WHAT YOU HAVE TO DO:
Read through the records below and copy each line that uses the word "columns".

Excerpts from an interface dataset
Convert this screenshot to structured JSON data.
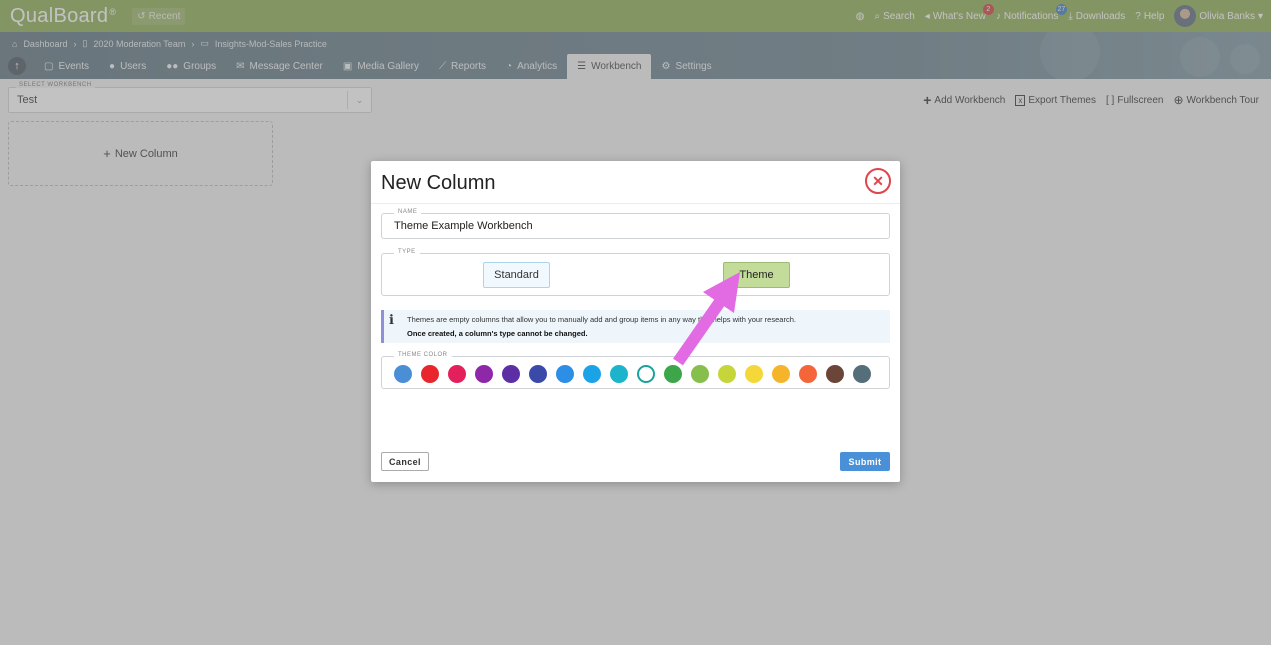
{
  "app": {
    "brand": "QualBoard",
    "brand_mark": "®",
    "recent_label": "Recent"
  },
  "topbar": {
    "items": [
      {
        "icon": "globe-icon",
        "label": ""
      },
      {
        "icon": "search-icon",
        "label": "Search"
      },
      {
        "icon": "megaphone-icon",
        "label": "What's New",
        "badge": "2"
      },
      {
        "icon": "bell-icon",
        "label": "Notifications",
        "badge": "27"
      },
      {
        "icon": "download-icon",
        "label": "Downloads"
      },
      {
        "icon": "help-icon",
        "label": "Help"
      }
    ],
    "user_name": "Olivia Banks"
  },
  "breadcrumb": [
    "Dashboard",
    "2020 Moderation Team",
    "Insights-Mod-Sales Practice"
  ],
  "tabs": [
    {
      "label": "Events",
      "icon": "calendar-icon"
    },
    {
      "label": "Users",
      "icon": "user-icon"
    },
    {
      "label": "Groups",
      "icon": "users-icon"
    },
    {
      "label": "Message Center",
      "icon": "envelope-icon"
    },
    {
      "label": "Media Gallery",
      "icon": "gallery-icon"
    },
    {
      "label": "Reports",
      "icon": "chart-icon"
    },
    {
      "label": "Analytics",
      "icon": "pie-icon"
    },
    {
      "label": "Workbench",
      "icon": "columns-icon",
      "active": true
    },
    {
      "label": "Settings",
      "icon": "gear-icon"
    }
  ],
  "workbench": {
    "select_label": "SELECT WORKBENCH",
    "selected": "Test",
    "actions": [
      {
        "icon": "plus-icon",
        "label": "Add Workbench"
      },
      {
        "icon": "excel-icon",
        "label": "Export Themes"
      },
      {
        "icon": "fullscreen-icon",
        "label": "Fullscreen"
      },
      {
        "icon": "lifebuoy-icon",
        "label": "Workbench Tour"
      }
    ],
    "new_column_label": "New Column"
  },
  "modal": {
    "title": "New Column",
    "name_label": "NAME",
    "name_value": "Theme Example Workbench",
    "type_label": "TYPE",
    "type_options": [
      "Standard",
      "Theme"
    ],
    "type_selected": "Theme",
    "info_line1": "Themes are empty columns that allow you to manually add and group items in any way that helps with your research.",
    "info_line2": "Once created, a column's type cannot be changed.",
    "color_label": "THEME COLOR",
    "colors": [
      "#4a8fd6",
      "#e8262b",
      "#e3205c",
      "#8e27a8",
      "#5c2fa5",
      "#3b4aa8",
      "#2d8ee6",
      "#1ba3e8",
      "#1cb3cc",
      "#ffffff",
      "#3da54a",
      "#86bf4b",
      "#c6d63a",
      "#f4d83a",
      "#f6b42b",
      "#f4663a",
      "#6b4638",
      "#546e7a"
    ],
    "selected_color_index": 9,
    "cancel_label": "Cancel",
    "submit_label": "Submit"
  }
}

SOLVED PROBLEM:
      "icon": "columns-icon",
    "info_line1": "Themes are empty columns that allow you to manually add and group items in any way that helps with your research.",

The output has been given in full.